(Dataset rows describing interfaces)
========================================================================
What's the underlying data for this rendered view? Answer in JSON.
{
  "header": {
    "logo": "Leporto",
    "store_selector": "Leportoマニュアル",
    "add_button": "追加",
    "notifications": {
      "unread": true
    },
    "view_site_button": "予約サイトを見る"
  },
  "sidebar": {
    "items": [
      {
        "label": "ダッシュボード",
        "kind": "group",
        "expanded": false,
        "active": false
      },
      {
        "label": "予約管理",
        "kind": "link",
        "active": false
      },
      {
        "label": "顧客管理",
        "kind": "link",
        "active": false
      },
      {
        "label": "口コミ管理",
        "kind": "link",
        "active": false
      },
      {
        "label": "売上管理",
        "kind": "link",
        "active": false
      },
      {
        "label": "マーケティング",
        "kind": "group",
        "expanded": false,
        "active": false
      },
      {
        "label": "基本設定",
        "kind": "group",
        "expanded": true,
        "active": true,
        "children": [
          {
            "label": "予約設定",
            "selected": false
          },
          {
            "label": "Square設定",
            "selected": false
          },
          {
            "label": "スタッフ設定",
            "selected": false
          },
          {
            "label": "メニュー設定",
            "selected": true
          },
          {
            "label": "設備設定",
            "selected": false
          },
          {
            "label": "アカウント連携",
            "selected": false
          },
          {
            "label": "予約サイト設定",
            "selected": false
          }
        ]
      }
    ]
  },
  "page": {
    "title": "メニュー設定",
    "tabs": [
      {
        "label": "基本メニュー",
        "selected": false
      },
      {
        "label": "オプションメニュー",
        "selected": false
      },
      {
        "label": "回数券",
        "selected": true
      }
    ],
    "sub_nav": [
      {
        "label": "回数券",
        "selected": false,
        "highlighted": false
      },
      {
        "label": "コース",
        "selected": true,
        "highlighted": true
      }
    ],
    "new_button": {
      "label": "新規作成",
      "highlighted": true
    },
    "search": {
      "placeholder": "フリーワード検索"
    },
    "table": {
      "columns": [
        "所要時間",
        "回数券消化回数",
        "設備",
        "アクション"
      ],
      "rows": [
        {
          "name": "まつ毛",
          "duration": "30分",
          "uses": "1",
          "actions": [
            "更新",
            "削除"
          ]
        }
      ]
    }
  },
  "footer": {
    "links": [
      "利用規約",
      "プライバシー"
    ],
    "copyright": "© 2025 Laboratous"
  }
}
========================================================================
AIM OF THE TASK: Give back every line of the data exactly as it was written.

RESULT:
What's the underlying data for this rendered view? Answer in JSON.
{
  "header": {
    "logo": "Leporto",
    "store_selector": "Leportoマニュアル",
    "add_button": "追加",
    "notifications": {
      "unread": true
    },
    "view_site_button": "予約サイトを見る"
  },
  "sidebar": {
    "items": [
      {
        "label": "ダッシュボード",
        "kind": "group",
        "expanded": false,
        "active": false
      },
      {
        "label": "予約管理",
        "kind": "link",
        "active": false
      },
      {
        "label": "顧客管理",
        "kind": "link",
        "active": false
      },
      {
        "label": "口コミ管理",
        "kind": "link",
        "active": false
      },
      {
        "label": "売上管理",
        "kind": "link",
        "active": false
      },
      {
        "label": "マーケティング",
        "kind": "group",
        "expanded": false,
        "active": false
      },
      {
        "label": "基本設定",
        "kind": "group",
        "expanded": true,
        "active": true,
        "children": [
          {
            "label": "予約設定",
            "selected": false
          },
          {
            "label": "Square設定",
            "selected": false
          },
          {
            "label": "スタッフ設定",
            "selected": false
          },
          {
            "label": "メニュー設定",
            "selected": true
          },
          {
            "label": "設備設定",
            "selected": false
          },
          {
            "label": "アカウント連携",
            "selected": false
          },
          {
            "label": "予約サイト設定",
            "selected": false
          }
        ]
      }
    ]
  },
  "page": {
    "title": "メニュー設定",
    "tabs": [
      {
        "label": "基本メニュー",
        "selected": false
      },
      {
        "label": "オプションメニュー",
        "selected": false
      },
      {
        "label": "回数券",
        "selected": true
      }
    ],
    "sub_nav": [
      {
        "label": "回数券",
        "selected": false,
        "highlighted": false
      },
      {
        "label": "コース",
        "selected": true,
        "highlighted": true
      }
    ],
    "new_button": {
      "label": "新規作成",
      "highlighted": true
    },
    "search": {
      "placeholder": "フリーワード検索"
    },
    "table": {
      "columns": [
        "所要時間",
        "回数券消化回数",
        "設備",
        "アクション"
      ],
      "rows": [
        {
          "name": "まつ毛",
          "duration": "30分",
          "uses": "1",
          "actions": [
            "更新",
            "削除"
          ]
        }
      ]
    }
  },
  "footer": {
    "links": [
      "利用規約",
      "プライバシー"
    ],
    "copyright": "© 2025 Laboratous"
  }
}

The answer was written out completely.